*Records for this task:*
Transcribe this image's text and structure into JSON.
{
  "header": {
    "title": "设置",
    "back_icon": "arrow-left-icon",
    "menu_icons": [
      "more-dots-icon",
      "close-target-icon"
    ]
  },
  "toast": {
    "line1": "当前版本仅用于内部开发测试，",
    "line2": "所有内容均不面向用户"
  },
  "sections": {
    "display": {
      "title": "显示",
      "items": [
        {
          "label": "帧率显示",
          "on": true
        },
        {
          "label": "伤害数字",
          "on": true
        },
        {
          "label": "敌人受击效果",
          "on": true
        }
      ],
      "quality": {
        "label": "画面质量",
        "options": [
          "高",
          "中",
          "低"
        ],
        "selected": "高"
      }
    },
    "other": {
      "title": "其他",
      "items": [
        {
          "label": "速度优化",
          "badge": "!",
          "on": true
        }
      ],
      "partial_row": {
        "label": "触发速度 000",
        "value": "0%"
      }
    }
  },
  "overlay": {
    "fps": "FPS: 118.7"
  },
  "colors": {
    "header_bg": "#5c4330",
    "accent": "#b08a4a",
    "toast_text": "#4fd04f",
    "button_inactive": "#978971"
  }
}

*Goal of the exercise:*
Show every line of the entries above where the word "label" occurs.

*Response to the task:*
          "label": "帧率显示",
          "label": "伤害数字",
          "label": "敌人受击效果",
        "label": "画面质量",
          "label": "速度优化",
        "label": "触发速度 000",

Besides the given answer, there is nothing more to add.